This is online course, named functional programming principles in Scala. I use this course to practice my Scala programming. So here I do summary of my solutions according to its assignments online. Please I don’t follow its restriction, I only want to implement my solution by Scala. Don’t compare my idea with their online course exactly. Follow your heart. 🙂

Exercise 1: Pascal’s Triangle.

Do this exercise by implementing the pascal function, which takes a column c and a row r, counting from 0 and returns the number at that spot in the triangle. For example,pascal(0,2)=1, pascal(1,2)=2 and pascal(1,3)=3

def pascal(c: Int, r: Int): Int = {
  if (c == 0 || c == r) 1
  else pascal(c - 1, r - 1) + pascal(c, r - 1)
}
pascal(0, 2) // output: 1
pascal(1, 2) // output: 2
pascal(1, 3) // output: 3

Exercise 2: Parentheses Balancing

Write a function which verifies the balancing of parentheses in a string, which we represent as a List[Char] not a String. For example, the function should return true for the following strings:

  • (if (zero? x) max (/ 1 x))
  • I told him (that it’s not (yet) done). (But he wasn’t listening)

The function should return false for the following strings:

  • 🙂
  • ())(

The last example shows that it’s not enough to verify that a string contains the same number of opening and closing parentheses.

import scala.collection.mutable.Stack
def balance(chars: List[Char]): Boolean = {
  val stack = new Stack[Char]()
  var flag = true
  for (c <- chars if flag == true) {
    if (c == '(') stack.push(c)
    else if (c == ')') {
      if (stack.size == 0) flag = false
      else stack.pop
    }
  }
  if (stack.size == 0 && flag == true) flag = true
  else flag = false
  flag
}
balance("(if (zero? x) max (/ 1 x))".toList) // output: true
balance("I told him (that it’s not (yet) done). (But he wasn’t listening)".toList) // output: true
balance(":-)".toList) // output: false
balance("())(".toList) // output: false

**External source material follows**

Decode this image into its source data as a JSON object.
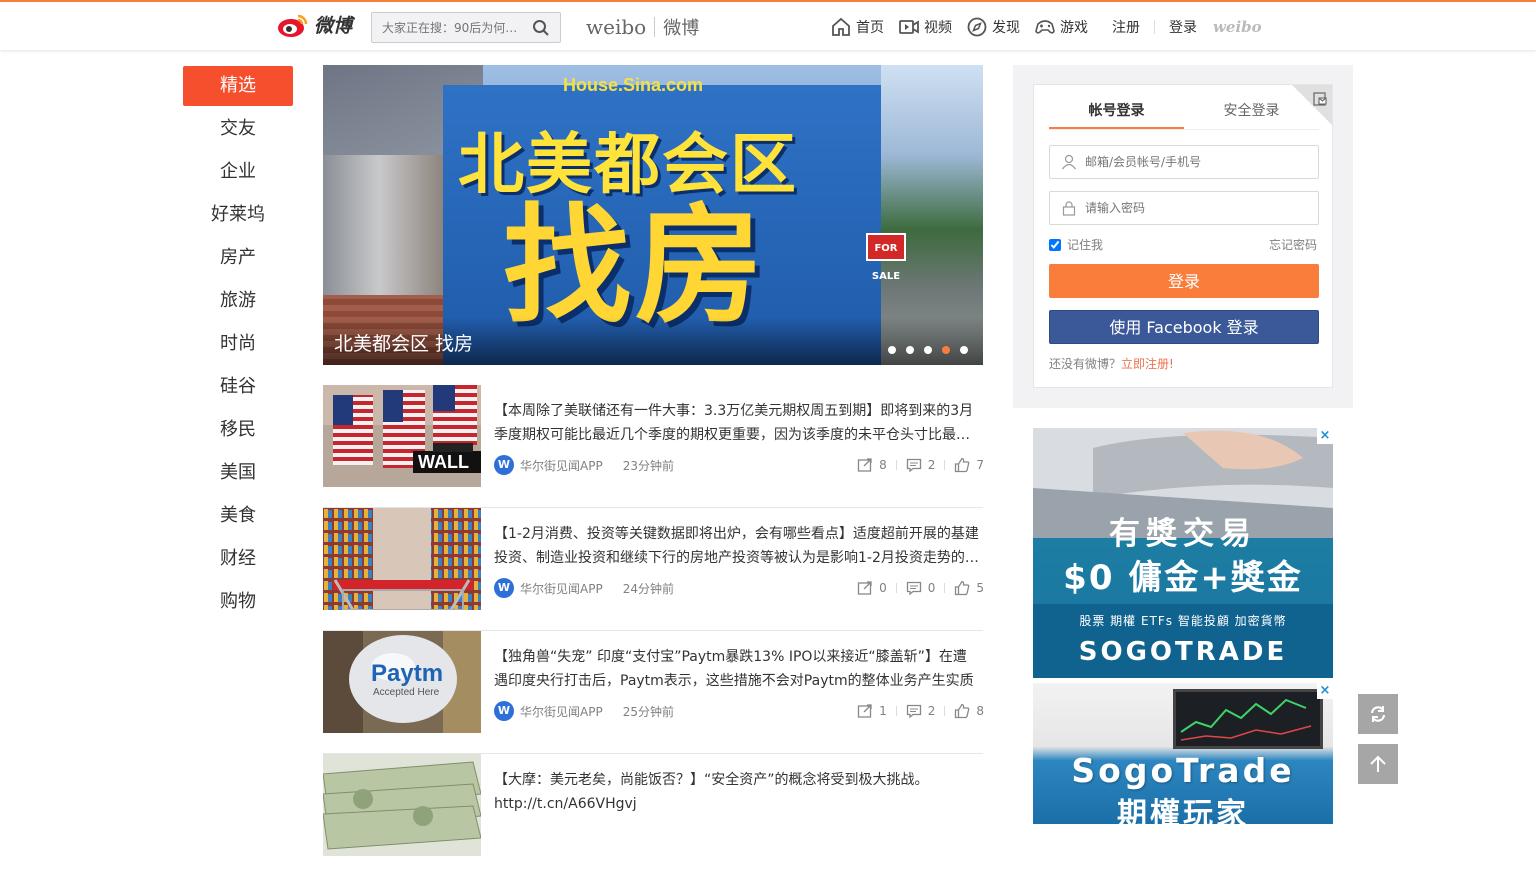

Exercise 3: Counting Change

Write a recursive function that counts how many different ways you can make change for an amount, given a list of coin denominations. For example, there are 3 ways to give change for 4 if you have coins with denomination 1 and 2: 1+1+1+1, 1+1+2, 2+2.

def countChange(money: Int, coins: List[Int]): Int = {
  if (money <= 0) 0
  else if (money == 1) 1
  else {
    var sum: Int = 0
    for (coin <- coins) {
      sum += countChange(money - coin, coins)
    }
    sum
  }
}

countChange(4, List(1,2)) // output: 3
Advertisements

Leave a Reply

Fill in your details below or click an icon to log in:

WordPress.com Logo

You are commenting using your WordPress.com account. Log Out / Change )

Twitter picture

You are commenting using your Twitter account. Log Out / Change )

Facebook photo

You are commenting using your Facebook account. Log Out / Change )

Google+ photo

You are commenting using your Google+ account. Log Out / Change )

Connecting to %s